Regime President Bashar al-Assad said that the current conflicts between his regime and Turkey are “senseless,” while speaking to Russian media about the “historic” interests that bring the two countries together.
In an interview with the Russia 24 channel on Wednesday, Assad asked about the reason for the division with Turkey, saying: “I ask the Turkish people now, what is the problem with Syria? What aggression, big or small, has Syria carried out against Turkey before or after the war?” He said there had been Turkish-Syrian families in the two countries for decades.
He added: “There are shared, vital interests and historic cultural interchange, and therefore it is senseless that there should be a real conflict between us and them.”
Assad’s tone regarding Turkey appeared to be less sharp, describing the Turkish people as “brothers”—the first time the regime president has spoken of this rapprochement since the collapse of relations with Turkey after the Assad regime’s repression of the peaceful protests in 2011.
It is not yet clear in what context the regime president’s comments came. The full interview is due to be released on Thursday at 11:00pm Damascus time, according to the channel.
Assad’s statements came as Turkish relations with the regime witnessed an unprecedented military escalation around Idleb, with Turkey a few days ago carrying out a military operation against Assad’s forces after a regime strike killed a number of Turkish soldiers in Idleb last month.
This article was translated and edited by The Syrian Observer.
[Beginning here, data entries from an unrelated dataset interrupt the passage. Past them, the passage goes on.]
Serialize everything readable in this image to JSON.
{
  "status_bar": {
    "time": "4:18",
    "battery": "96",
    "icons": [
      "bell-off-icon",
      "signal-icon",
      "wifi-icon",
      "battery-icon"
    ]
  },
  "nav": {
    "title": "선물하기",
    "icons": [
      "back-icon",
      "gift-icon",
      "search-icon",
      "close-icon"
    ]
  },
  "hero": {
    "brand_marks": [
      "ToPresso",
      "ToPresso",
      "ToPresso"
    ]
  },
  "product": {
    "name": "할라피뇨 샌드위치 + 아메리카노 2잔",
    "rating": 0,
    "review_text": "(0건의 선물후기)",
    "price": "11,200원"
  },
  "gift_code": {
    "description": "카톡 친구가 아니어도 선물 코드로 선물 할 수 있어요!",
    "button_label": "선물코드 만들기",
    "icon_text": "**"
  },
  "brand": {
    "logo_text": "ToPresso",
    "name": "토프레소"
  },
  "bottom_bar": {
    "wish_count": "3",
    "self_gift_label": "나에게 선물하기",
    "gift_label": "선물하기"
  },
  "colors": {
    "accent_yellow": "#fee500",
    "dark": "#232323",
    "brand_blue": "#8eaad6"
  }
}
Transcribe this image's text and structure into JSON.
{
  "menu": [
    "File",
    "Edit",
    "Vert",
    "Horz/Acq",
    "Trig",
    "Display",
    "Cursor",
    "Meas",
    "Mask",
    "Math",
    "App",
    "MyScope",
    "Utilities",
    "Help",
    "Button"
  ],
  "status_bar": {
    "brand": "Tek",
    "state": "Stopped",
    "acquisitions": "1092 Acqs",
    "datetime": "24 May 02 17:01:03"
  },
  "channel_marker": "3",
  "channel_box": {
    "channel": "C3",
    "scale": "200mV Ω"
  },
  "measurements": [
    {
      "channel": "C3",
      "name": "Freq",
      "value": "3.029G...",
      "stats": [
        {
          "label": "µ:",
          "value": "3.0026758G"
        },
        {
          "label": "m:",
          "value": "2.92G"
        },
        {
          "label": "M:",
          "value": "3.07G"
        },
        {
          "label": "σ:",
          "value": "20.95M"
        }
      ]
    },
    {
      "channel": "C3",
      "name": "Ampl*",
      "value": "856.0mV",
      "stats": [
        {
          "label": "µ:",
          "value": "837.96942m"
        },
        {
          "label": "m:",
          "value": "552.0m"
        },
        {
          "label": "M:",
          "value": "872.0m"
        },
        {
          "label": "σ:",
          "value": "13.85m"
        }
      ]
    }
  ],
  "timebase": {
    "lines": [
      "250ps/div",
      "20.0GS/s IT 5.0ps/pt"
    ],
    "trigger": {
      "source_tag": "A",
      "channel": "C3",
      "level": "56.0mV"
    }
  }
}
The Syrian Observer has not verified the content of this story. Responsibility for the information and views set out in this article lies entirely with the author.